It’s been an eventful couple of months for the Louvre museum in Paris: as part of the ongoing protests in the capital of France surrounding president Emmanuel Macron’s plans to fundamentally alter the pension system, the museum had to shut down for a day in January due to the fact that demonstrators were blocking the entrance. However, this temporary closure didn’t really put a significant dent in the huge crowds the museum has been attracting with its special Leonardo da Vinci exhibition, which has been open since last fall and which will officially close on Monday, February 24. Over the weekend, the Louvre ran a special promotion to commemorate the end of the exhibition that involved charging no fees for three nights of all-night visitor hours on Friday, Saturday and Sunday, a privilege that was coupled with all-night café access.
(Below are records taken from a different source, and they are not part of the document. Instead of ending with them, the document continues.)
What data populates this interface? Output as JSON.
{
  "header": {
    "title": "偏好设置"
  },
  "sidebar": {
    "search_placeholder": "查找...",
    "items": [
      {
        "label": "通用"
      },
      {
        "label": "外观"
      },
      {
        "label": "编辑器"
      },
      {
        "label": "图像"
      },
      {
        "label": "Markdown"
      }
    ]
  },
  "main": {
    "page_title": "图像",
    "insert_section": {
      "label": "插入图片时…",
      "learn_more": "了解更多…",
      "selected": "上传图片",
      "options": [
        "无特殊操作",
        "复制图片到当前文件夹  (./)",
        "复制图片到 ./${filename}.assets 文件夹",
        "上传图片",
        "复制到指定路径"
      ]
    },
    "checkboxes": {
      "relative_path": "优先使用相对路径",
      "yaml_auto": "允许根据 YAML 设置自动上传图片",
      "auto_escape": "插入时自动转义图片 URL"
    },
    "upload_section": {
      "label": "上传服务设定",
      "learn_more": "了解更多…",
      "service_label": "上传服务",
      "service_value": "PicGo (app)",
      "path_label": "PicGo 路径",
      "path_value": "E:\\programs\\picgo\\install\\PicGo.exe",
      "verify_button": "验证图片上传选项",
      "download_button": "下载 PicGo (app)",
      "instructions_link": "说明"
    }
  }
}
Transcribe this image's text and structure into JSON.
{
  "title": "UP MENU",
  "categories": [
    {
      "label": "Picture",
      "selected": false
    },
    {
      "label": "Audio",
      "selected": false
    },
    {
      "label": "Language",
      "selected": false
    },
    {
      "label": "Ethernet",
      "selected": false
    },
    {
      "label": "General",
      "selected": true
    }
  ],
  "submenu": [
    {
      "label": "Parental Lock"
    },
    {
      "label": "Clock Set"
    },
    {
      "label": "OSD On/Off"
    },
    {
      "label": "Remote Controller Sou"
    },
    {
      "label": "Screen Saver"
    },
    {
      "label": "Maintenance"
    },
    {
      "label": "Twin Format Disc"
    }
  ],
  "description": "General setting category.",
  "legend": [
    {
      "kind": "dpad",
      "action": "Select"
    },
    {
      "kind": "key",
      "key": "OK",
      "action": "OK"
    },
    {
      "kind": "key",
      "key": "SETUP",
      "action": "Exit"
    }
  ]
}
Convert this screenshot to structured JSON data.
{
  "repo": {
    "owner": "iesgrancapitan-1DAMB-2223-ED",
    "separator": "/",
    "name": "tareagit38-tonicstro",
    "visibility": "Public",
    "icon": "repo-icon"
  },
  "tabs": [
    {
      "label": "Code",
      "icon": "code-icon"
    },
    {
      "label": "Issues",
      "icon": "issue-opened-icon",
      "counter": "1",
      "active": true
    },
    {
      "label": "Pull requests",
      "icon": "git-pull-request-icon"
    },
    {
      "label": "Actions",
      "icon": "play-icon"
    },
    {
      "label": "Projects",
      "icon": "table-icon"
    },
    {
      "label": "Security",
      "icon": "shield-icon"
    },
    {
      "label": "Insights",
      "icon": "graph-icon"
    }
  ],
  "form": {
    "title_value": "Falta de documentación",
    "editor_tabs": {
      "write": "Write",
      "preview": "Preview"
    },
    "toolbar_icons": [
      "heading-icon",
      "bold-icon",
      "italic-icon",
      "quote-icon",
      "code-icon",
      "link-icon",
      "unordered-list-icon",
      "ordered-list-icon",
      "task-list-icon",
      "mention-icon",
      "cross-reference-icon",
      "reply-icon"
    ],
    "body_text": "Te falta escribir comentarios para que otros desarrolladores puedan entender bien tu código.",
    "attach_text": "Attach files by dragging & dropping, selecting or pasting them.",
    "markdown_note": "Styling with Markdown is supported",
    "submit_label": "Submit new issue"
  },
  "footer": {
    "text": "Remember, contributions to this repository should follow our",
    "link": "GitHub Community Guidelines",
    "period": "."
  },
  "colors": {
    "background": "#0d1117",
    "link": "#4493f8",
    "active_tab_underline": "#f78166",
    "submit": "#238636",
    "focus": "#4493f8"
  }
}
Due to the fact that daytime tickets had quickly sold out and many people were disappointed that they wouldn’t be able to catch the exhibition before it closed, the Louvre made 30,000 free tickets available online for the all-night visits earlier in February, and assigned each ticket holder with an allotted visitation time so as to avoid overcrowding; a problem that the hugely popular museum consistently struggles with. But still, some hopeful viewers were still thwarted—the tickets were snapped up in only three hours. The ambitious da Vinci exhibition, which featured a comprehensive selection of da Vinci’s drawings, paintings and sculptures in commemoration of the fifth centenary of his death, also included loans from the British Museum and the Vatican.
The fact that the Louvre’s staff went out of their way to make the museum feel like a temporary home that their visitors could come to late at night appears to have inspired a lot of goodwill with the exhibition’s attendees. Of course, this is by design: given that the Louvre has recently been under fire for its financial connections to the Sackler family, and the fact that people were disgruntled that they couldn’t visit the museum during the January protests, it’s in the museum’s best interest to show a bit of goodwill and offer free access, even if it’s only temporary.